* _Task_:
Wherever a line in the data below holds "treference", copy that line.
◆ ◆ ◆ ◆
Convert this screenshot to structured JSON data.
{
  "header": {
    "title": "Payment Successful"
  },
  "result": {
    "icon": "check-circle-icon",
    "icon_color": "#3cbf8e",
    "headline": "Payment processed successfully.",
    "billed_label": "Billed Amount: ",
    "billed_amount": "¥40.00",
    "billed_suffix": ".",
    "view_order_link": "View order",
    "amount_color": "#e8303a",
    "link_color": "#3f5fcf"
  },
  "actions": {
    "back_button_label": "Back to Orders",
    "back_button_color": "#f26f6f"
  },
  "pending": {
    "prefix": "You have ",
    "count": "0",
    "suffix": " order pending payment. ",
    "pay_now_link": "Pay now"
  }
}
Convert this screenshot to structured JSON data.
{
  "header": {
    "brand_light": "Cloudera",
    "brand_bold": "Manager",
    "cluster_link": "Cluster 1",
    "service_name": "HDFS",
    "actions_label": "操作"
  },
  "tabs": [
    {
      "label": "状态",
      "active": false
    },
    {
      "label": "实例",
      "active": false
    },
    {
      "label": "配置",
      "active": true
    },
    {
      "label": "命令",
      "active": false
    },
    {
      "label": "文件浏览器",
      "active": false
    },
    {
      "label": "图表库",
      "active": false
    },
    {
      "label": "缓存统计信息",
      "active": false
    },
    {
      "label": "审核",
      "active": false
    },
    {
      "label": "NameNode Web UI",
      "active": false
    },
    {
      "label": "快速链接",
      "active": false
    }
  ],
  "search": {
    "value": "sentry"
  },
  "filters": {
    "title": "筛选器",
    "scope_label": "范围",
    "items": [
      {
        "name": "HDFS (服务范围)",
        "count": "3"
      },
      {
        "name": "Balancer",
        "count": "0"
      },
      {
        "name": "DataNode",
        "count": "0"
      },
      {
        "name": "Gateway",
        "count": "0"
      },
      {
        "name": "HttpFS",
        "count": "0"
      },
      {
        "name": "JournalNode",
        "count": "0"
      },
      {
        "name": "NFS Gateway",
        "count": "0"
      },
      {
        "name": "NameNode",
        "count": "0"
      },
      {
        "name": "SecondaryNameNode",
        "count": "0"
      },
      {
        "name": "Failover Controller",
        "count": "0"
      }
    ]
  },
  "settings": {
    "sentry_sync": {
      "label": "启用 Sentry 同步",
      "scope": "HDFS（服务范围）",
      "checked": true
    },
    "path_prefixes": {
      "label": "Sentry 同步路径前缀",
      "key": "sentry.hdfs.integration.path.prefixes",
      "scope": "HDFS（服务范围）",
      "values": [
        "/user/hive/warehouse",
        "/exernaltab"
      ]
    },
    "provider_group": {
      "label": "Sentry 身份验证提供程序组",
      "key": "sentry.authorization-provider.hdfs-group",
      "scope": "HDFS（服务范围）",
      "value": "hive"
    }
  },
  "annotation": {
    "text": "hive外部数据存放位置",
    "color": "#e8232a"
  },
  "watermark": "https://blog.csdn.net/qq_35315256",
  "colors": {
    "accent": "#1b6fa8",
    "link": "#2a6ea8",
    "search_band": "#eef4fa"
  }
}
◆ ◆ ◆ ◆
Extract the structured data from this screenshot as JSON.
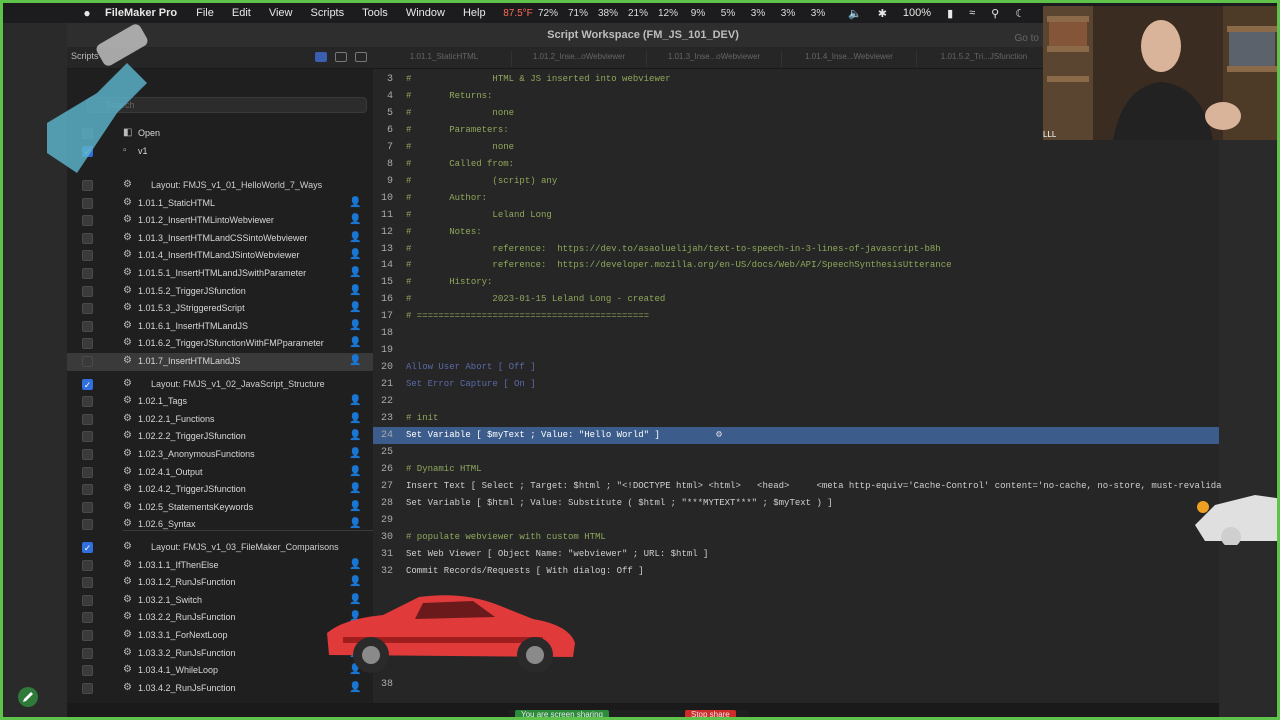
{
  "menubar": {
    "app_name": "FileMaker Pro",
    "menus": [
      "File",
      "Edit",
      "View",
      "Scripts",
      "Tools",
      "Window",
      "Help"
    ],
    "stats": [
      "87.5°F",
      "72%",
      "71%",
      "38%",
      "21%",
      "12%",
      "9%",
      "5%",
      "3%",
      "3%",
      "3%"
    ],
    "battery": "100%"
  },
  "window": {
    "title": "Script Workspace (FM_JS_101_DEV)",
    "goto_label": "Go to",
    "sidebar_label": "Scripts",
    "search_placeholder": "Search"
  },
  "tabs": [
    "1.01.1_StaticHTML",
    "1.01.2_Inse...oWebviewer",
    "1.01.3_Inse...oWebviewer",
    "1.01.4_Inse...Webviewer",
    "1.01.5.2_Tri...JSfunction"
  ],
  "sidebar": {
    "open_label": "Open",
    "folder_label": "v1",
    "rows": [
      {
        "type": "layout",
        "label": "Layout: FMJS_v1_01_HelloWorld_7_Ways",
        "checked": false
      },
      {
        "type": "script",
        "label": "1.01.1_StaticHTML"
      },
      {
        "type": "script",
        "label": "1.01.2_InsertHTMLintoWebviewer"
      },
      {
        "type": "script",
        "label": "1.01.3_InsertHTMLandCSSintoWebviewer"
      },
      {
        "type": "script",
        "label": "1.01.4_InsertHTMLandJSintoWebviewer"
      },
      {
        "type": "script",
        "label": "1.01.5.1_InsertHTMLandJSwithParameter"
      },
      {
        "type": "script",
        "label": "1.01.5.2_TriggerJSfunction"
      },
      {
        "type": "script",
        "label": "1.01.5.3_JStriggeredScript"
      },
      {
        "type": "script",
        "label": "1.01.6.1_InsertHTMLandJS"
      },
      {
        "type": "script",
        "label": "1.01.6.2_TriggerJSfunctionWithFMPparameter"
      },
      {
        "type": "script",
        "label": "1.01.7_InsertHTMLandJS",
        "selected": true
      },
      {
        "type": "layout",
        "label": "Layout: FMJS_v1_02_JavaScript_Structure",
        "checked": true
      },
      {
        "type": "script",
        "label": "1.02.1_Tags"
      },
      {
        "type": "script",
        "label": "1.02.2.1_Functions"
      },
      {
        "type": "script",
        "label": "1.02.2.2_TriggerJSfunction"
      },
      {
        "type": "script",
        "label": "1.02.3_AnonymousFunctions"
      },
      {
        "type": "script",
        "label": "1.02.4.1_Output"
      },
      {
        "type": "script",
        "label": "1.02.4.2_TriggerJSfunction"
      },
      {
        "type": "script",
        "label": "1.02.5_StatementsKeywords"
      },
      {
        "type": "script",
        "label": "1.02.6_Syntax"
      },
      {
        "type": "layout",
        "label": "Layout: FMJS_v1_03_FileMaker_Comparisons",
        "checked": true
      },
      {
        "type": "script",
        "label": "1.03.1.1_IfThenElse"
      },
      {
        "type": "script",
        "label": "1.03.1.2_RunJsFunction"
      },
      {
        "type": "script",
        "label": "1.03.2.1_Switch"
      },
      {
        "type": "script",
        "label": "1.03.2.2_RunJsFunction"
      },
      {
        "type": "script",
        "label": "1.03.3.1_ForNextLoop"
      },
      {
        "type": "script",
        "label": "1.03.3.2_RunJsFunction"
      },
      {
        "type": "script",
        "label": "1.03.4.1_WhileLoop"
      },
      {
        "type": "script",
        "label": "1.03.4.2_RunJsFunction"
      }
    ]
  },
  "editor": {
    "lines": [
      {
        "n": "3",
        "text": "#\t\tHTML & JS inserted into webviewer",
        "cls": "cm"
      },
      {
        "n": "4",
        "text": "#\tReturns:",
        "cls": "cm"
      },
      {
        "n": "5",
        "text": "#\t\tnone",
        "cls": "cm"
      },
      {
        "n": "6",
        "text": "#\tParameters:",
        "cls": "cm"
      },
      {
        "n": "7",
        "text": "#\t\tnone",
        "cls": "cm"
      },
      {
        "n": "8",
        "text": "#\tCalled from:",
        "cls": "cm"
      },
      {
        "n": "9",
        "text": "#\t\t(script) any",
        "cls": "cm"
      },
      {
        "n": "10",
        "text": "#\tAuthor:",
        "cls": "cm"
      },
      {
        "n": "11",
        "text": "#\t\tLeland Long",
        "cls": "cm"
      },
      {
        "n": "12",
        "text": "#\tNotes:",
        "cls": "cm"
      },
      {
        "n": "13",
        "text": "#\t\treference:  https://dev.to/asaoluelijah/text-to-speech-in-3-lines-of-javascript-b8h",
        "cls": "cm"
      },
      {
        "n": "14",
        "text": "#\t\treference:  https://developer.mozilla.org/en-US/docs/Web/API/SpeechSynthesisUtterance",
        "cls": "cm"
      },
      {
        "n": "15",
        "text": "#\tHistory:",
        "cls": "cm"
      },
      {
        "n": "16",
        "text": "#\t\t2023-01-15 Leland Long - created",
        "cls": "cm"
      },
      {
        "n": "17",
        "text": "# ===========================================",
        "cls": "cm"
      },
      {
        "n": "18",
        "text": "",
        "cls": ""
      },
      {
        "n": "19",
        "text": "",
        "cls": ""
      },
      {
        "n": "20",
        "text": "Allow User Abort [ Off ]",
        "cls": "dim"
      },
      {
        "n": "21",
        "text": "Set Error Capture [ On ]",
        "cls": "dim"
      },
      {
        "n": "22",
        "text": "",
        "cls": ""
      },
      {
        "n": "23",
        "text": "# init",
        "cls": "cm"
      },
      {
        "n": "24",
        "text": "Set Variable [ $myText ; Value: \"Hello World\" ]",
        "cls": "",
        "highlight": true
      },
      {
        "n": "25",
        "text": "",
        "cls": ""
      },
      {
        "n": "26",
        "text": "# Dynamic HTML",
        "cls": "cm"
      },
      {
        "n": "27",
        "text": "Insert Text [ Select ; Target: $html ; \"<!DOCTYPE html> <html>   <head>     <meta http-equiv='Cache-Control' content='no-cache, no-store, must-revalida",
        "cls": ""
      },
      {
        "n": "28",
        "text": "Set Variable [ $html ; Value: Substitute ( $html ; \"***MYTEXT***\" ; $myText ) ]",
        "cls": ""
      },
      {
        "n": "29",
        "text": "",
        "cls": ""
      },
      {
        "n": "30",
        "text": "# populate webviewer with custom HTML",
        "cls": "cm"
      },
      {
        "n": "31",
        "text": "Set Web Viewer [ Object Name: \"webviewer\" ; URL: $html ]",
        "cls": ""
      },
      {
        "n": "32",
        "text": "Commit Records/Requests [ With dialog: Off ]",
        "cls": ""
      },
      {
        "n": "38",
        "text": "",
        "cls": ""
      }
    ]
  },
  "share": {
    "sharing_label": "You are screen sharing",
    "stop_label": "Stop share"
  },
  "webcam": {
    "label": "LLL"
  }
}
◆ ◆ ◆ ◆
* _Solved problem_:
        "text": "#\t\treference:  https://dev.to/asaoluelijah/text-to-speech-in-3-lines-of-javascript-b8h",
        "text": "#\t\treference:  https://developer.mozilla.org/en-US/docs/Web/API/SpeechSynthesisUtterance",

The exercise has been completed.